Output, exactly and in full, the entries that appear below.

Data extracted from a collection
== Segment start ==

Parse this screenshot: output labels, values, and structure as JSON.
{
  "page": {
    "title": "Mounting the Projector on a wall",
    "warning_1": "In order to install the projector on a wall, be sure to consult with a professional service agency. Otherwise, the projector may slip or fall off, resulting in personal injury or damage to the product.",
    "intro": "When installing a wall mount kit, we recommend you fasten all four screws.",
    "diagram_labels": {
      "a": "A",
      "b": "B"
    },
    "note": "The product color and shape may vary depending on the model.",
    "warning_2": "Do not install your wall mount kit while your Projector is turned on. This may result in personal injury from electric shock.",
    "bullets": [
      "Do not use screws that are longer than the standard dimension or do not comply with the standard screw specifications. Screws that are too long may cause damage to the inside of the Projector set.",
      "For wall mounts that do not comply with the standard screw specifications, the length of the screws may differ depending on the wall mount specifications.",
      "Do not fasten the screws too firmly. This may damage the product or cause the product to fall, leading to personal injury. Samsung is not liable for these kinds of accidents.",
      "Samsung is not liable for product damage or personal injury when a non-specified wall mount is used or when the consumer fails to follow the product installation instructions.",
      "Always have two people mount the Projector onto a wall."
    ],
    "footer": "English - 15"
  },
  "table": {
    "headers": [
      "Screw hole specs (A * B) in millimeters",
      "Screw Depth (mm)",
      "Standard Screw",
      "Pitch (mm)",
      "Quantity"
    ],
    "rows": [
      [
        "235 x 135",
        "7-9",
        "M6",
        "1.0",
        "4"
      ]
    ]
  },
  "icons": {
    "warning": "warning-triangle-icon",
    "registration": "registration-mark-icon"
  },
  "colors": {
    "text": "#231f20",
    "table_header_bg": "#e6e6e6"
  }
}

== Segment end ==

- Solution to this task:
Parse this screenshot: output labels, values, and structure as JSON.
{
  "page": {
    "title": "Mounting the Projector on a wall",
    "warning_1": "In order to install the projector on a wall, be sure to consult with a professional service agency. Otherwise, the projector may slip or fall off, resulting in personal injury or damage to the product.",
    "intro": "When installing a wall mount kit, we recommend you fasten all four screws.",
    "diagram_labels": {
      "a": "A",
      "b": "B"
    },
    "note": "The product color and shape may vary depending on the model.",
    "warning_2": "Do not install your wall mount kit while your Projector is turned on. This may result in personal injury from electric shock.",
    "bullets": [
      "Do not use screws that are longer than the standard dimension or do not comply with the standard screw specifications. Screws that are too long may cause damage to the inside of the Projector set.",
      "For wall mounts that do not comply with the standard screw specifications, the length of the screws may differ depending on the wall mount specifications.",
      "Do not fasten the screws too firmly. This may damage the product or cause the product to fall, leading to personal injury. Samsung is not liable for these kinds of accidents.",
      "Samsung is not liable for product damage or personal injury when a non-specified wall mount is used or when the consumer fails to follow the product installation instructions.",
      "Always have two people mount the Projector onto a wall."
    ],
    "footer": "English - 15"
  },
  "table": {
    "headers": [
      "Screw hole specs (A * B) in millimeters",
      "Screw Depth (mm)",
      "Standard Screw",
      "Pitch (mm)",
      "Quantity"
    ],
    "rows": [
      [
        "235 x 135",
        "7-9",
        "M6",
        "1.0",
        "4"
      ]
    ]
  },
  "icons": {
    "warning": "warning-triangle-icon",
    "registration": "registration-mark-icon"
  },
  "colors": {
    "text": "#231f20",
    "table_header_bg": "#e6e6e6"
  }
}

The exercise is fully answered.